## [Brief]
An identical copy of all records below is to be written out.

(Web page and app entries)
┄┄┄┄┄┄
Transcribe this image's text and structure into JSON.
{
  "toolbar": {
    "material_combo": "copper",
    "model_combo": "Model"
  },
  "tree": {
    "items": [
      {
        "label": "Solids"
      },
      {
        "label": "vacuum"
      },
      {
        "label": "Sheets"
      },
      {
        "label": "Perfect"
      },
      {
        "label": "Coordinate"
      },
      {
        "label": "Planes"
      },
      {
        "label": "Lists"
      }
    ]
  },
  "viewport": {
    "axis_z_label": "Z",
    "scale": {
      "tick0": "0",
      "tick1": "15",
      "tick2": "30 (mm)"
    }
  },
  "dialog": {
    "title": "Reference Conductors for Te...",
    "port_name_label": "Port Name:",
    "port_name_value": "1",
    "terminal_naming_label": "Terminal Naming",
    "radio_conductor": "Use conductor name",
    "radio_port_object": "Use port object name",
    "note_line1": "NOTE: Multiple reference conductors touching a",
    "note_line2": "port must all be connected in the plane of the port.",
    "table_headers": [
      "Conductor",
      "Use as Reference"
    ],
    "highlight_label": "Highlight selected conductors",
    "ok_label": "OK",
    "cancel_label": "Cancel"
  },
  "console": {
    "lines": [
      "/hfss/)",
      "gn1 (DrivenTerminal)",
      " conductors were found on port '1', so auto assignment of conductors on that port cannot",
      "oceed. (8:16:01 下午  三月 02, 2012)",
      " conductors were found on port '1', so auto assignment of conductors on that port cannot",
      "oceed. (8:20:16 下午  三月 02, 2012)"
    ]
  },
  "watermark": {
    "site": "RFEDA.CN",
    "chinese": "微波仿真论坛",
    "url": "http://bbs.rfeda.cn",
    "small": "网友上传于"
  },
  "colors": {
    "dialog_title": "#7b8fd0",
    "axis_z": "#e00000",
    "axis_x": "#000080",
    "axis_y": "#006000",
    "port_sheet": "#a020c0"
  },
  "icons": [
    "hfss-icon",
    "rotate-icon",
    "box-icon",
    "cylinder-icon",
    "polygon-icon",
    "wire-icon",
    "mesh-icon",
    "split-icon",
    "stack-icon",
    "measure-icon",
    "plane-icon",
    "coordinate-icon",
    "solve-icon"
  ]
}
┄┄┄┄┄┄
## [Output of the task]
Transcribe this image's text and structure into JSON.
{
  "toolbar": {
    "material_combo": "copper",
    "model_combo": "Model"
  },
  "tree": {
    "items": [
      {
        "label": "Solids"
      },
      {
        "label": "vacuum"
      },
      {
        "label": "Sheets"
      },
      {
        "label": "Perfect"
      },
      {
        "label": "Coordinate"
      },
      {
        "label": "Planes"
      },
      {
        "label": "Lists"
      }
    ]
  },
  "viewport": {
    "axis_z_label": "Z",
    "scale": {
      "tick0": "0",
      "tick1": "15",
      "tick2": "30 (mm)"
    }
  },
  "dialog": {
    "title": "Reference Conductors for Te...",
    "port_name_label": "Port Name:",
    "port_name_value": "1",
    "terminal_naming_label": "Terminal Naming",
    "radio_conductor": "Use conductor name",
    "radio_port_object": "Use port object name",
    "note_line1": "NOTE: Multiple reference conductors touching a",
    "note_line2": "port must all be connected in the plane of the port.",
    "table_headers": [
      "Conductor",
      "Use as Reference"
    ],
    "highlight_label": "Highlight selected conductors",
    "ok_label": "OK",
    "cancel_label": "Cancel"
  },
  "console": {
    "lines": [
      "/hfss/)",
      "gn1 (DrivenTerminal)",
      " conductors were found on port '1', so auto assignment of conductors on that port cannot",
      "oceed. (8:16:01 下午  三月 02, 2012)",
      " conductors were found on port '1', so auto assignment of conductors on that port cannot",
      "oceed. (8:20:16 下午  三月 02, 2012)"
    ]
  },
  "watermark": {
    "site": "RFEDA.CN",
    "chinese": "微波仿真论坛",
    "url": "http://bbs.rfeda.cn",
    "small": "网友上传于"
  },
  "colors": {
    "dialog_title": "#7b8fd0",
    "axis_z": "#e00000",
    "axis_x": "#000080",
    "axis_y": "#006000",
    "port_sheet": "#a020c0"
  },
  "icons": [
    "hfss-icon",
    "rotate-icon",
    "box-icon",
    "cylinder-icon",
    "polygon-icon",
    "wire-icon",
    "mesh-icon",
    "split-icon",
    "stack-icon",
    "measure-icon",
    "plane-icon",
    "coordinate-icon",
    "solve-icon"
  ]
}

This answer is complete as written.